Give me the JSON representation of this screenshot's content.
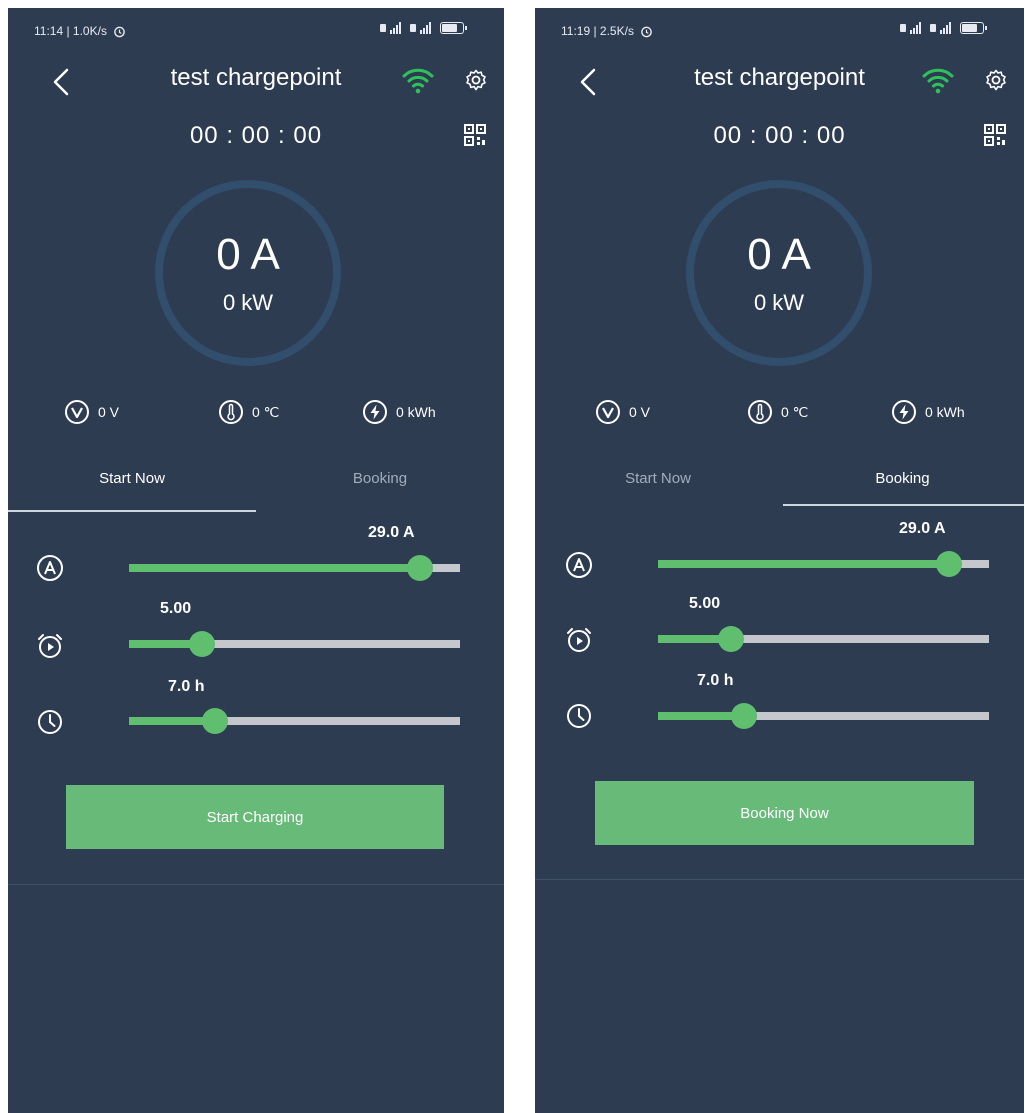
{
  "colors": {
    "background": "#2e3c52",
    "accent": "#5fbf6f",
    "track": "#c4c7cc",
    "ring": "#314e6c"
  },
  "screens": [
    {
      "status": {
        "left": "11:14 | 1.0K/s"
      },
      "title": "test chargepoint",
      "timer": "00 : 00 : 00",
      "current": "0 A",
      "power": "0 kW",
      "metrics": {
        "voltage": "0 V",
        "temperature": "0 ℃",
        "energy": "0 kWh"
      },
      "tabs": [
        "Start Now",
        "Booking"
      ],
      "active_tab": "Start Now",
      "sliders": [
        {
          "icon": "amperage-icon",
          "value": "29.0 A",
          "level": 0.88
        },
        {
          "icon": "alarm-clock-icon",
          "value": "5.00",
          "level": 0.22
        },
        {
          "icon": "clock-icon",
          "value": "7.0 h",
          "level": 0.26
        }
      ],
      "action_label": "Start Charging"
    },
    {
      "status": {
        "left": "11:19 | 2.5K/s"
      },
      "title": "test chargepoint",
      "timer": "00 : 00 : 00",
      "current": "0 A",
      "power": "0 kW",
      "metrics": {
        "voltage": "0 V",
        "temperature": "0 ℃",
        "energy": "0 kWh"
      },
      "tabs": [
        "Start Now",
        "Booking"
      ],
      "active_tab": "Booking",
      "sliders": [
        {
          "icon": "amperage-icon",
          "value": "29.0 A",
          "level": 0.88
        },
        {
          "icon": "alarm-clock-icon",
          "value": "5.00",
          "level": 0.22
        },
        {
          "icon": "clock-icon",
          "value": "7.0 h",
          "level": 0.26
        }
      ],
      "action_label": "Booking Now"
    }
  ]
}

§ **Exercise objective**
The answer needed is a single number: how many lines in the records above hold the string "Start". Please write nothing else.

§ **Exercise answer**
4